What is already known
Nearly half of the deaths among children under 5 years of age are linked to undernutrition. Undernutrition not only stunts growth and development, it also leads to an altered gut microbiota. But how gut microbes influence growth remains unclear.
What this research adds
Working in mice, researchers have found that a specific strain of the gut microbe Lactiplantibacillus plantarum, called LpWJL, improves growth and weight gain. Molecules present on the cell wall of LpWJL activate NOD2 in intestinal epithelial cells. NOD2 is an immune receptor that is suppressed in malnourished mice. NOD2 signaling boosts gut cell proliferation and improves nutrient adsorption, increasing mice’s growth.
The findings suggest that providing at-risk populations with NOD2 ligands or probiotic bacteria that release high levels of NOD2-activating molecules may help to treat undernutrition.
Nearly half of the deaths among children under 5 years of age are linked to undernutrition. Now, researchers have found that a gut microbe can improve growth and weight gain in undernourished mice.
The findings, published in Science, suggest that specific probiotic bacteria may alleviate stunted growth and development resulting from undernutrition, which affects more than 149 million children in low- and middle-income countries.
Scientists have known that undernutrition can lead to an altered gut microbiota, but how gut bacteria influence growth remains unclear. Previous research showed that a specific strain of the gut microbe Lactiplantibacillus plantarum, called LpWJL, eases some of the growth effects of undernutrition in mice.
To work out how LpWJL improves growth, researchers led by Martin Schwarzer at the Institute of Microbiology of the Czech Academy of Sciences and François Leulier at the Ecole Normale Supérieure de Lyon studied the effect of this bacterial strain in a mouse model of diet-induced undernutrition.
The researchers gave newborn mice a low-calorie diet, which was also low in fat and proteins. At day 56, the mice were smaller and gained less weight compared to mice that were fed a conventional diet.
Supplementing infant mice with LpWJL for five weeks improved the animals’ growth and weight gain. It also increased the blood levels of insulin growth factor-1 (IGF-1), a hormone that plays an important role in childhood growth.
These results are in line with recent research showing that LpWJL elevates circulating levels of IGF-1, the researchers say.
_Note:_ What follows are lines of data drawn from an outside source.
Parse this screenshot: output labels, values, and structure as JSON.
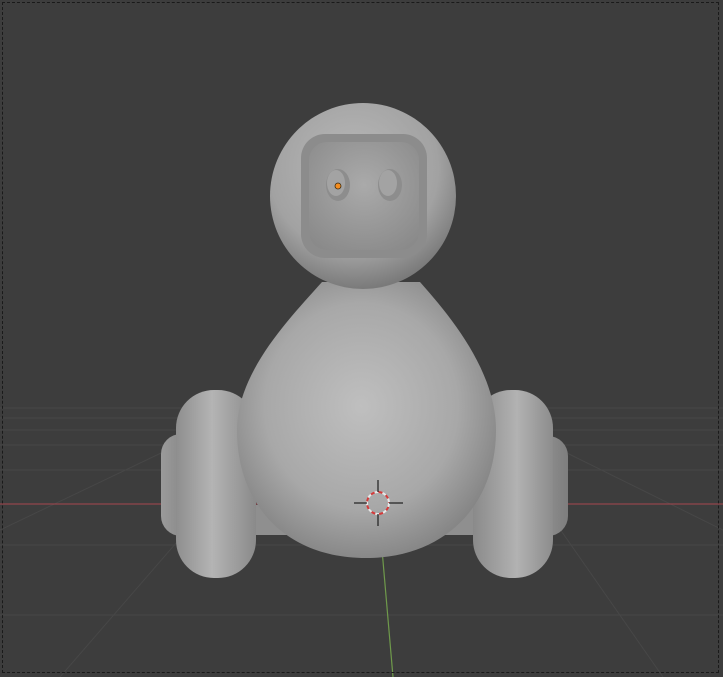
{
  "viewport": {
    "background": "#3d3d3d",
    "grid_color": "#4a4a4a",
    "x_axis_color": "#a6464f",
    "y_axis_color": "#6f9a4b"
  },
  "scene": {
    "object": "robot-model",
    "object_color": "#a9a9a9",
    "origin_color": "#f58d1f",
    "cursor_colors": [
      "#e8e8e8",
      "#d43a3a"
    ]
  }
}
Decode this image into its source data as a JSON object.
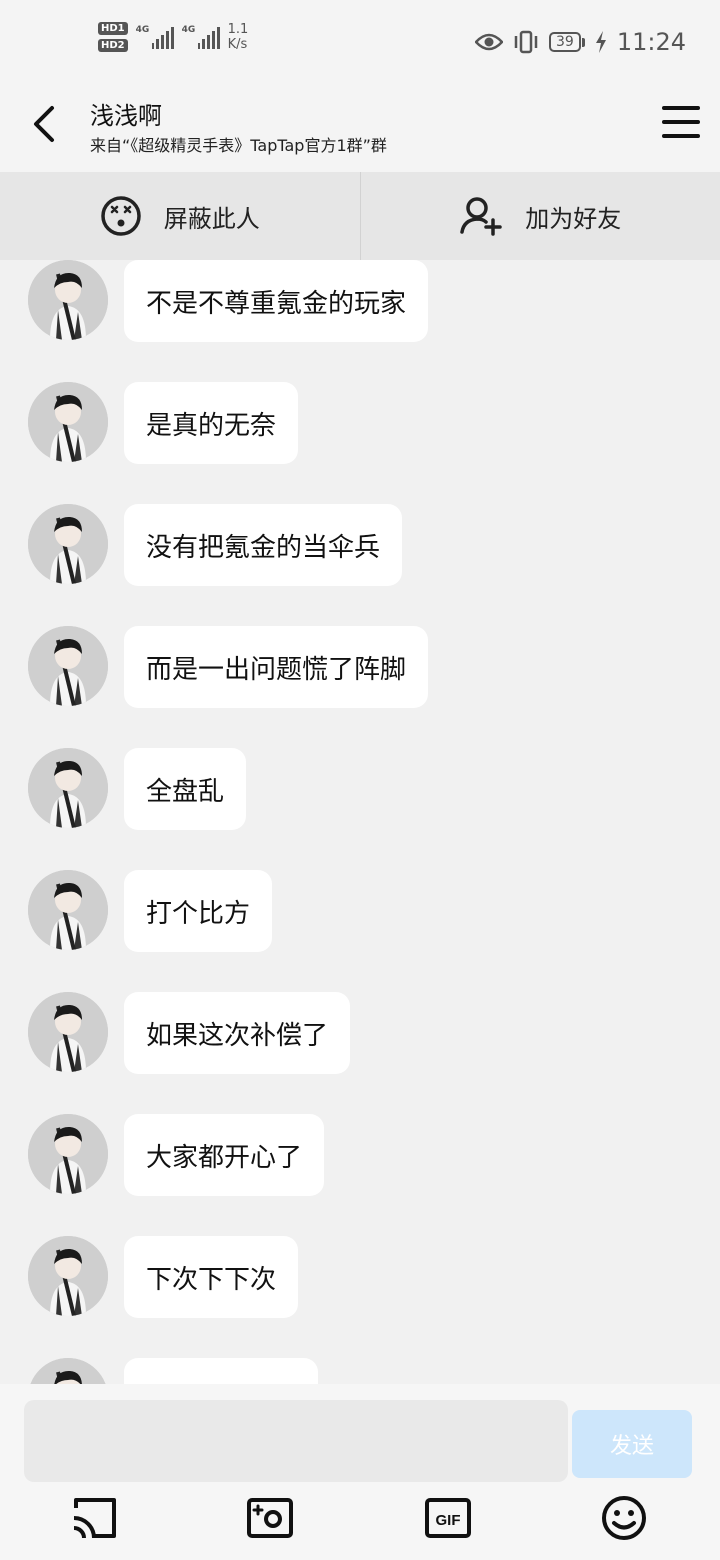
{
  "status_bar": {
    "hd1": "HD1",
    "hd2": "HD2",
    "signal1": "4G",
    "signal2": "4G",
    "speed_value": "1.1",
    "speed_unit": "K/s",
    "battery": "39",
    "time": "11:24"
  },
  "header": {
    "title": "浅浅啊",
    "subtitle": "来自“《超级精灵手表》TapTap官方1群”群"
  },
  "actions": {
    "block_label": "屏蔽此人",
    "add_friend_label": "加为好友"
  },
  "messages": [
    "不是不尊重氪金的玩家",
    "是真的无奈",
    "没有把氪金的当伞兵",
    "而是一出问题慌了阵脚",
    "全盘乱",
    "打个比方",
    "如果这次补偿了",
    "大家都开心了",
    "下次下下次",
    ""
  ],
  "composer": {
    "input_value": "",
    "send_label": "发送",
    "gif_label": "GIF"
  },
  "colors": {
    "send_disabled": "#cde6fb",
    "background": "#f1f1f1"
  }
}
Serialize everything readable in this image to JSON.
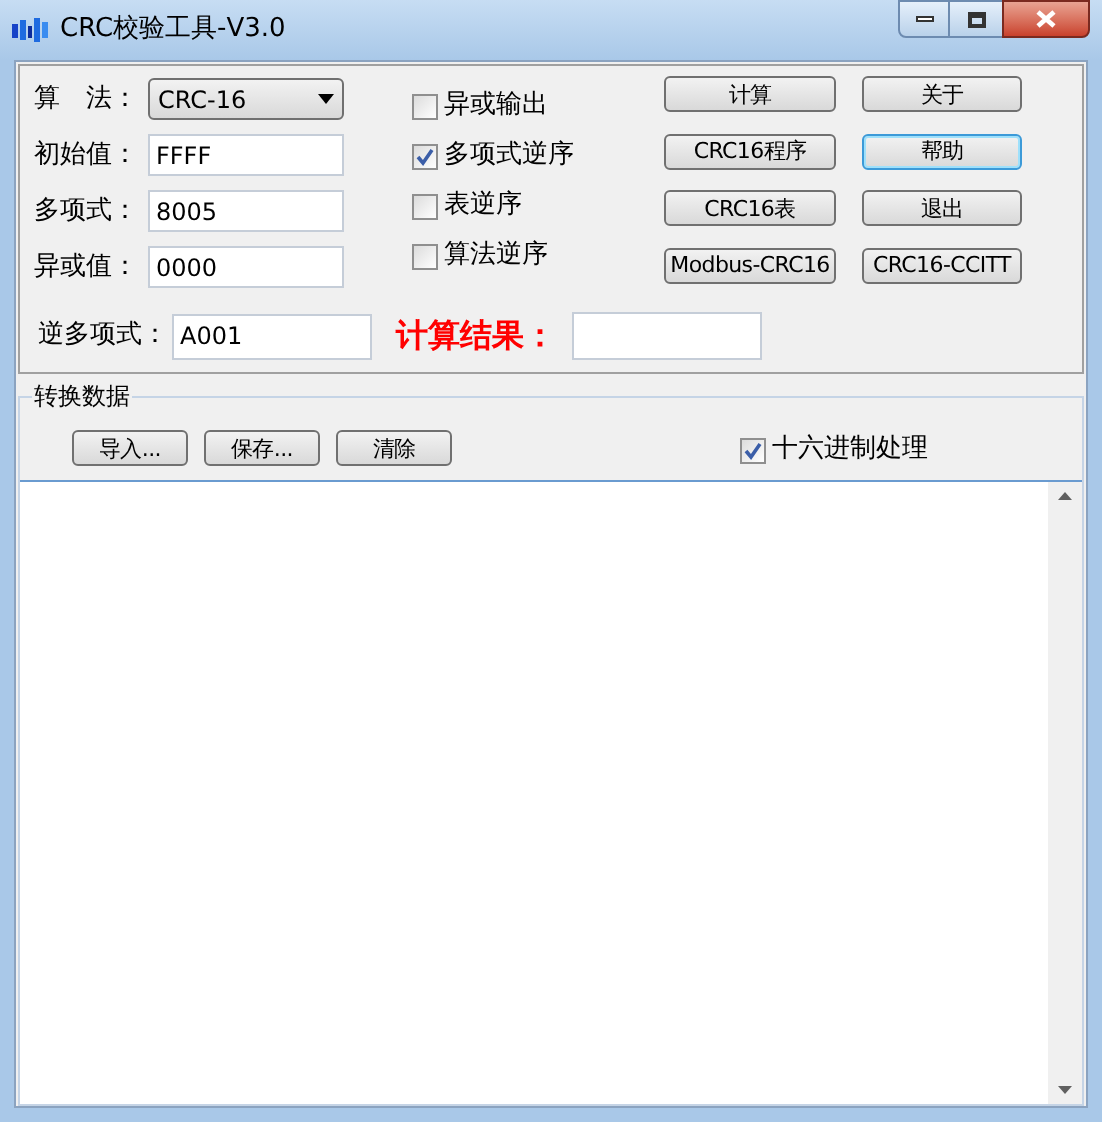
{
  "window": {
    "title": "CRC校验工具-V3.0"
  },
  "params": [
    {
      "label": "算　法：",
      "kind": "select",
      "value": "CRC-16"
    },
    {
      "label": "初始值：",
      "kind": "input",
      "value": "FFFF"
    },
    {
      "label": "多项式：",
      "kind": "input",
      "value": "8005"
    },
    {
      "label": "异或值：",
      "kind": "input",
      "value": "0000"
    }
  ],
  "options": [
    {
      "label": "异或输出",
      "checked": false
    },
    {
      "label": "多项式逆序",
      "checked": true
    },
    {
      "label": "表逆序",
      "checked": false
    },
    {
      "label": "算法逆序",
      "checked": false
    }
  ],
  "buttons": [
    {
      "label": "计算",
      "focused": false
    },
    {
      "label": "关于",
      "focused": false
    },
    {
      "label": "CRC16程序",
      "focused": false
    },
    {
      "label": "帮助",
      "focused": true
    },
    {
      "label": "CRC16表",
      "focused": false
    },
    {
      "label": "退出",
      "focused": false
    },
    {
      "label": "Modbus-CRC16",
      "focused": false
    },
    {
      "label": "CRC16-CCITT",
      "focused": false
    }
  ],
  "reverse_poly": {
    "label": "逆多项式：",
    "value": "A001"
  },
  "result": {
    "label": "计算结果："
  },
  "data_section": {
    "title": "转换数据",
    "buttons": [
      {
        "label": "导入..."
      },
      {
        "label": "保存..."
      },
      {
        "label": "清除"
      }
    ],
    "hex_option": {
      "label": "十六进制处理",
      "checked": true
    }
  }
}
What’s more, they add, “these data align with a recent clinical study in which the authors reported a significant increase in the levels of both IGF-1 and insulin in severe acute malnourished Bangladeshi children who received microbiota-directed therapeutic food treatment.”
Further experiments showed that molecules present on the cell wall of LpWJL activated NOD2 in intestinal epithelial cells. NOD2 is an immune receptor that is suppressed in malnourished mice. NOD2 signaling boosted gut cell proliferation and improved nutrient adsorption, which led to an increase in IGF-1. This, in turn, promoted growth in undernourished mice, the researchers found.
Cell walls isolated from bacterium LpWJL were sufficient to stimulate NOD2 signaling, suggesting that the bacterium doesn’t need to be alive to exert its beneficial effects on growth.
The results suggest that providing at-risk populations with NOD2 ligands or probiotics that release high levels of NOD2-activating molecules may help to treat some of the consequences of undernutrition.